After the dinner it was back to the bar for a few more beers and games of "nails". Now to explain how the game is played would take another post, but the outcome of each game is that the loser buys a round of drinks, something which, luckily never happened to me. We got our heads down around three in the morning, got up and had breakfast and later said our goodbyes to each other. All in all a great weekend, and I am looking forward to March 4th.

Saturday, 4 February 2012

Recently the men of 45 Commando Royal Marines held a service to the memory of all ranks of the unit who have given their lives in the service of Queen and country since 1971. Some of these men were known to me, and, more recently, to my son John, a WO2 in the corps at present, and in the colour party on the day of the dedication of a large granite stone, on which the names of the fallen have been chiseled.
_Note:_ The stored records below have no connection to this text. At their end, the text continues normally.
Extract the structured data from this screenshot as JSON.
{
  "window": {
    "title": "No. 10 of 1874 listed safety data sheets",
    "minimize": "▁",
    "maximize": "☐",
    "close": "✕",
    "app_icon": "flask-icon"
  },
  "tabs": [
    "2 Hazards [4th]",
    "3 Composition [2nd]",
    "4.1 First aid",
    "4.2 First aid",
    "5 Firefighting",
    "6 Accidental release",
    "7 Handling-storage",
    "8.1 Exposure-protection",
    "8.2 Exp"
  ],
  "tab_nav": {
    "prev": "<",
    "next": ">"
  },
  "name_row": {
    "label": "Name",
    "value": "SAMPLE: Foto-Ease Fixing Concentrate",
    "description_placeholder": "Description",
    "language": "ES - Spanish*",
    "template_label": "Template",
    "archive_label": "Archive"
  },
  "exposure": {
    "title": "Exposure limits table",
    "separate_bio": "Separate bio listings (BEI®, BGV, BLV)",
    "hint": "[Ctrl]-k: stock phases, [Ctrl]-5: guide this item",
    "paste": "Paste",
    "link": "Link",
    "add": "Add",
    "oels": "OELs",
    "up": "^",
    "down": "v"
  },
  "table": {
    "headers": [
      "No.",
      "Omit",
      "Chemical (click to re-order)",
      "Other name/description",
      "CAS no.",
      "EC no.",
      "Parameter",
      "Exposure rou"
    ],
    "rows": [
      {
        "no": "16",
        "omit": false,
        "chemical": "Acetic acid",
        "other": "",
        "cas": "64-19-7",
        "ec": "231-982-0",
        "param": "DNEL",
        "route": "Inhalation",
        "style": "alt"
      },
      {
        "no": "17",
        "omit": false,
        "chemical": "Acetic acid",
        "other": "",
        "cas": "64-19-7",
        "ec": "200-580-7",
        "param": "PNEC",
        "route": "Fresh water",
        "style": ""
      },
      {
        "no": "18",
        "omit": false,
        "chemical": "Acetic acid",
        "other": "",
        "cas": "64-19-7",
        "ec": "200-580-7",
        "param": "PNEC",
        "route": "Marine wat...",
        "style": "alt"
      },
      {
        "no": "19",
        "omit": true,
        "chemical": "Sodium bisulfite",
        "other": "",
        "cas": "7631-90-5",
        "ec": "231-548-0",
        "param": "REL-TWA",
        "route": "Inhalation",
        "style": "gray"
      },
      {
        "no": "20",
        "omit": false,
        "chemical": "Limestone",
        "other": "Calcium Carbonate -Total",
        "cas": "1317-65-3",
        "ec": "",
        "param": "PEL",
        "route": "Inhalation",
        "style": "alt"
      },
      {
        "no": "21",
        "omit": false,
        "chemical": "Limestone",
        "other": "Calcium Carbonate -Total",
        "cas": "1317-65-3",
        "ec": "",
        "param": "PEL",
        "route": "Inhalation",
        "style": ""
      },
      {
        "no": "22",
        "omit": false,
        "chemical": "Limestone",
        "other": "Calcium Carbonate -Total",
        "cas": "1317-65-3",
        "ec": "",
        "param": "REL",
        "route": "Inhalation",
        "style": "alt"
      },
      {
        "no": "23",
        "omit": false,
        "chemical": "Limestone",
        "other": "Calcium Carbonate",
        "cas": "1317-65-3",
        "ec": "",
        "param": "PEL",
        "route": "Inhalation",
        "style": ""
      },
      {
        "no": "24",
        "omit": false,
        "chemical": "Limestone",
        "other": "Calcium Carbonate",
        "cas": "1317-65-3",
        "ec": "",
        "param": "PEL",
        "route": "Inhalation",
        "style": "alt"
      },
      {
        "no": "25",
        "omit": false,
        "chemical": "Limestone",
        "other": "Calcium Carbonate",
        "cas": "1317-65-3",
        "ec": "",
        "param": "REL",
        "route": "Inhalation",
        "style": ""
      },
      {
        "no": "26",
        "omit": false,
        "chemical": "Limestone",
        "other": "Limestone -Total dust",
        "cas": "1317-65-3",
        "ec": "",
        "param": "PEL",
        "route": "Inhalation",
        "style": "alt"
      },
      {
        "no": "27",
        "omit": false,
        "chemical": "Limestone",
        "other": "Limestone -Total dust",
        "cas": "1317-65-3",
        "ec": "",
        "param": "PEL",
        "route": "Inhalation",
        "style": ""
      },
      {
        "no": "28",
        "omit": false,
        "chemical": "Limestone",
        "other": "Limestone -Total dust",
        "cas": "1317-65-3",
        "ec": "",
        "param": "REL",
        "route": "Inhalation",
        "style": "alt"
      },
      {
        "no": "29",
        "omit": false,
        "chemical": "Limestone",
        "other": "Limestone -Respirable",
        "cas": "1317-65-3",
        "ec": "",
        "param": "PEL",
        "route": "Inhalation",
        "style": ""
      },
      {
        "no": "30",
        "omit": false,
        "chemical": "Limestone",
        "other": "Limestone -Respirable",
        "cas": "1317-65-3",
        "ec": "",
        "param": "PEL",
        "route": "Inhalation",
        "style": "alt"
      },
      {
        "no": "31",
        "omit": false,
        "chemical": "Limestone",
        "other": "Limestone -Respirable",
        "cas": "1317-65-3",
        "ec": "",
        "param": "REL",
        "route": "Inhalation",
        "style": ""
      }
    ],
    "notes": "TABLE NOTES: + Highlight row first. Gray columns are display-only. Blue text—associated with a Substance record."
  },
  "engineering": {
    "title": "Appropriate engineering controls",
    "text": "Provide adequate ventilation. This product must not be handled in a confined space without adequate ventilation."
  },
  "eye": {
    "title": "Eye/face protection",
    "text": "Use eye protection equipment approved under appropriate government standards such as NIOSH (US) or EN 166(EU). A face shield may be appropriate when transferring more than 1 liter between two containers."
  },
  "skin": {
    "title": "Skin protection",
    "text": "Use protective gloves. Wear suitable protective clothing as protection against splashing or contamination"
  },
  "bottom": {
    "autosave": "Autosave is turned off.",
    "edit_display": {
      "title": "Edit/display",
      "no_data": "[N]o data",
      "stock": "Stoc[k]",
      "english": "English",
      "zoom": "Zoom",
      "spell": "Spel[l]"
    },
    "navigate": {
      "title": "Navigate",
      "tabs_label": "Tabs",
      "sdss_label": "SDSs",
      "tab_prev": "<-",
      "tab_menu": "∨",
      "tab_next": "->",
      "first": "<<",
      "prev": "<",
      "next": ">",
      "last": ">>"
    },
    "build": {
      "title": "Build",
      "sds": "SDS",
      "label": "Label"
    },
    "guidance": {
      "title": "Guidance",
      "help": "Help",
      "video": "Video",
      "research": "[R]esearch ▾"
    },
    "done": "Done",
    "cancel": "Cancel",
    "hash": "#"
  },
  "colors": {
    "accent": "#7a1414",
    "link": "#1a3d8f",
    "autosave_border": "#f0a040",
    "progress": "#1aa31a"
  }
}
John will be moving from 45 Commando to CTCRM in March. It is the custom to present the Sergeant's mess with a little something for the mess display cabinet, and he has asked me to make a vignette of the scene on the day of the dedication, using my own range of 54mm toy soldiers which I used to sell some years ago. Obviously, being an ex Royal, I tended to concentrate on RM figures, and still have some which I can use.

The making of the vignette will be the subject of future posts